Plaintiff filed her complaint pursuant to the New Jersey Law Against Discrimination (LAD), N.J.S.A. 10:5-1 to -42, on August 29, 2005. She alleged that she was wrongfully terminated by defendants because of a psychological disability, and that they "actively discriminated against her based on her status as a mentally disabled woman." The sole issue remaining when the summary judgment motion was decided was whether plaintiff had an actionable claim for retaliatory discharge. At that juncture, the parties had completed extensive discovery, including depositions.
Plaintiff was hired as a receptionist by defendant Healthstar's predecessor on January 6, 2003. Following a corporate merger in July 2003, plaintiff's job title was changed to "office assistant." Plaintiff's immediate supervisor was defendant Jones.
Prior to the incident that plaintiff asserts led to the unlawful termination, there were documented difficulties with plaintiff's employment, including excessive absences. For example, on June 20, 2003, Jones sent plaintiff a memo advising that since her date of hire in January 2003, plaintiff had been absent 11.75 days, and that until November 2003, any further leave days would be unpaid. The following year plaintiff used all of her paid leave by the month of July 2004. Jones and Patty Brock, Senior Vice President of Human Resources for defendant Healthstar, actually met with her regarding these absences.
On September 25, 2003, Jones rated plaintiff's job performance at an average of 4.25 out of 5 possible points and favorably described plaintiff's work. On January 13, 2004, when Jones conducted a second employee review, the rating dropped to four out of five. The comments were generally favorable, but Jones indicated that plaintiff needed improvement in certain areas and would be attending a seminar in February 2004 to "improve on her organizational skills and daily clerical functions."
On Tuesday, July 20, 2004, Noreen Gibbons, the office receptionist, and Jones invited plaintiff to lunch. During that luncheon, Gibbons and Jones probed plaintiff about her state of mind, asking, according to plaintiff's deposition, "if everything was okay." They told her that she had been "acting different lately" and "just not acting right." Plaintiff explained that a recently diagnosed physical illness may have caused differences in her behavior and asked if her job performance was being affected. Jones replied that plaintiff had not been fulfilling minor responsibilities around the office, including emptying the dishwasher and tidying the office kitchen.

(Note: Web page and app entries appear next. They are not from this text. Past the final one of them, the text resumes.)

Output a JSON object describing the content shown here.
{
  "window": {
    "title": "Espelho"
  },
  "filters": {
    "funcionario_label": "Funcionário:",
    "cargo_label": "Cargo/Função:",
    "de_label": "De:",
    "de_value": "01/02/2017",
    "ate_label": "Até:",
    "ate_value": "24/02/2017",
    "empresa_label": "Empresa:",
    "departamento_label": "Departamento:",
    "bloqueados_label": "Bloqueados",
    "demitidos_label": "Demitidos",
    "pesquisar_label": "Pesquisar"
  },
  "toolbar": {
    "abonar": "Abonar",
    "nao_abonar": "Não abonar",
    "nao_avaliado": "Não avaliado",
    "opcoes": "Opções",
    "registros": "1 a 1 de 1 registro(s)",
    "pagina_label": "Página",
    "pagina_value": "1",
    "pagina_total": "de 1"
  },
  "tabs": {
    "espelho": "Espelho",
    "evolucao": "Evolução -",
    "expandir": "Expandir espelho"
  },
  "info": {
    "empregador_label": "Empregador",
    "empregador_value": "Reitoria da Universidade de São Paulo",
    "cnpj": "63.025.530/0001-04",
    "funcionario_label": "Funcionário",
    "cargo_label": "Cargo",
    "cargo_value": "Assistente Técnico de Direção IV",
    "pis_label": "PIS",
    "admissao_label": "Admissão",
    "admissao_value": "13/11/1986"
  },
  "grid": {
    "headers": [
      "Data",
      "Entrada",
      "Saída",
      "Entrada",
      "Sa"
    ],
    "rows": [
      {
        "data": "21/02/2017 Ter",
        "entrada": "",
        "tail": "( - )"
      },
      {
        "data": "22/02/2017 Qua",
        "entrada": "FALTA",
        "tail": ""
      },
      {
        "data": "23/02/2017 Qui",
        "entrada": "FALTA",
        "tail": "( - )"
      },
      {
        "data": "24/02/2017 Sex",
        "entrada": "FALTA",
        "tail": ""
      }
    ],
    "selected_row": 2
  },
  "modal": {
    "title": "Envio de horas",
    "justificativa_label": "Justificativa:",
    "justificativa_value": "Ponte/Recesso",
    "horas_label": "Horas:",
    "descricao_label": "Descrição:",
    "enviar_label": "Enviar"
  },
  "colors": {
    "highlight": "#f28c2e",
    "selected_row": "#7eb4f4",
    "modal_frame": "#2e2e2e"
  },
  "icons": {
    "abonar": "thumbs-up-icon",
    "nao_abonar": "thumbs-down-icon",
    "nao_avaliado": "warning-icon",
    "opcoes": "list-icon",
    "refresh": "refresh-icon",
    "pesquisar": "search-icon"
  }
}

Plaintiff had previously revealed to her co-workers various details about her difficult family life and past mental health issues. When the luncheon ended, Jones told plaintiff that she should enroll in therapy. Plaintiff reluctantly agreed, and also agreed to allow Jones to find her a therapist. Plaintiff claimed that she cried during the conversation, and finally assented to counseling only because she found the discussion so disturbing. Plaintiff acknowledged that Jones was attempting to help her, but also believed that the conversation should never have occurred as it was an intrusion into her personal affairs and was too upsetting.
The following day, plaintiff did not go to work because she wanted to avoid scheduling a therapy session with the support group that Jones had recommended. Later that day, Jones actually went to plaintiff's home, banging on the door and calling her name. Plaintiff did not answer.
On Thursday, July 22, plaintiff returned to work. Jones informed her that she had made an appointment for plaintiff with a support group. When plaintiff responded, "I don't want to do this," Jones turned and walked away. At noon, plaintiff went to Brock's office and showed her the appointment notes from Jones. She said that although she understood that Jones was trying to help her, she nonetheless wanted Jones to back off. Brock assured plaintiff that she had no obligation to enroll in counseling and scheduled a Friday morning meeting with plaintiff and Jones.
During the meeting, Jones told plaintiff that she would respect her privacy and no longer "interfere with [her] personal life." From that day forward, Jones kept notes of plaintiff's daily activities, thinking that Brock had instructed her to do so. When deposed, Brock later explained that she instructed Jones to take notes about only the Friday meeting, as she was concerned that several statements ...